WHAT TO PRODUCE = Your copy should match the listing word for word, apart from the pictures, which are left out.
>>
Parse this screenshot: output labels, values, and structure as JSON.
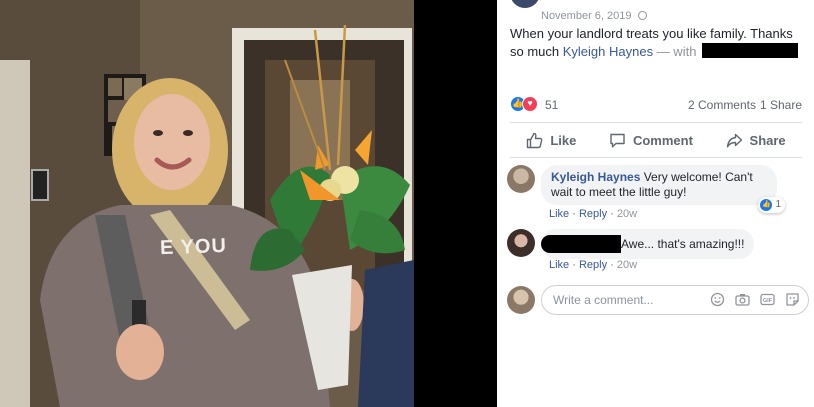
{
  "post": {
    "time": "November 6, 2019",
    "text_main": "When your landlord treats you like family. Thanks so much ",
    "tagged_name": "Kyleigh Haynes",
    "with_text": " — with"
  },
  "reactions": {
    "count": "51",
    "comments_label": "2 Comments",
    "shares_label": "1 Share"
  },
  "actions": {
    "like": "Like",
    "comment": "Comment",
    "share": "Share"
  },
  "comments": [
    {
      "author": "Kyleigh Haynes",
      "text": "Very welcome! Can't wait to meet the little guy!",
      "like_label": "Like",
      "reply_label": "Reply",
      "time": "20w",
      "reaction_count": "1"
    },
    {
      "author": "",
      "text": "Awe... that's amazing!!!",
      "like_label": "Like",
      "reply_label": "Reply",
      "time": "20w"
    }
  ],
  "composer": {
    "placeholder": "Write a comment..."
  },
  "photo": {
    "hoodie_text": "E YOU"
  },
  "colors": {
    "link": "#385898",
    "like_blue": "#1877f2",
    "love_red": "#f33e58",
    "muted": "#606770"
  }
}
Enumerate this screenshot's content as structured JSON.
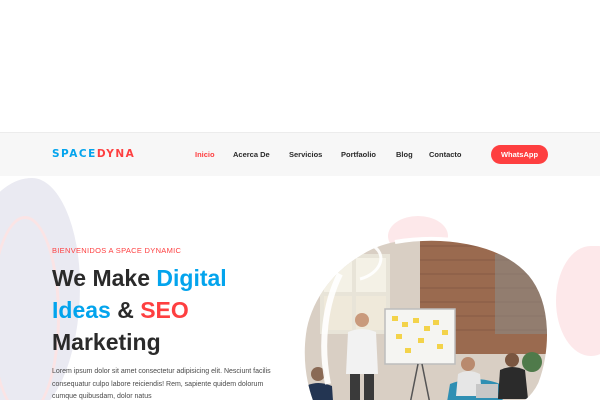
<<
RESULT FOR THIS TASK =
Parse this screenshot: output labels, values, and structure as JSON.
{
  "post": {
    "time": "November 6, 2019",
    "text_main": "When your landlord treats you like family. Thanks so much ",
    "tagged_name": "Kyleigh Haynes",
    "with_text": " — with"
  },
  "reactions": {
    "count": "51",
    "comments_label": "2 Comments",
    "shares_label": "1 Share"
  },
  "actions": {
    "like": "Like",
    "comment": "Comment",
    "share": "Share"
  },
  "comments": [
    {
      "author": "Kyleigh Haynes",
      "text": "Very welcome! Can't wait to meet the little guy!",
      "like_label": "Like",
      "reply_label": "Reply",
      "time": "20w",
      "reaction_count": "1"
    },
    {
      "author": "",
      "text": "Awe... that's amazing!!!",
      "like_label": "Like",
      "reply_label": "Reply",
      "time": "20w"
    }
  ],
  "composer": {
    "placeholder": "Write a comment..."
  },
  "photo": {
    "hoodie_text": "E YOU"
  },
  "colors": {
    "link": "#385898",
    "like_blue": "#1877f2",
    "love_red": "#f33e58",
    "muted": "#606770"
  }
}
Enumerate this screenshot's content as structured JSON.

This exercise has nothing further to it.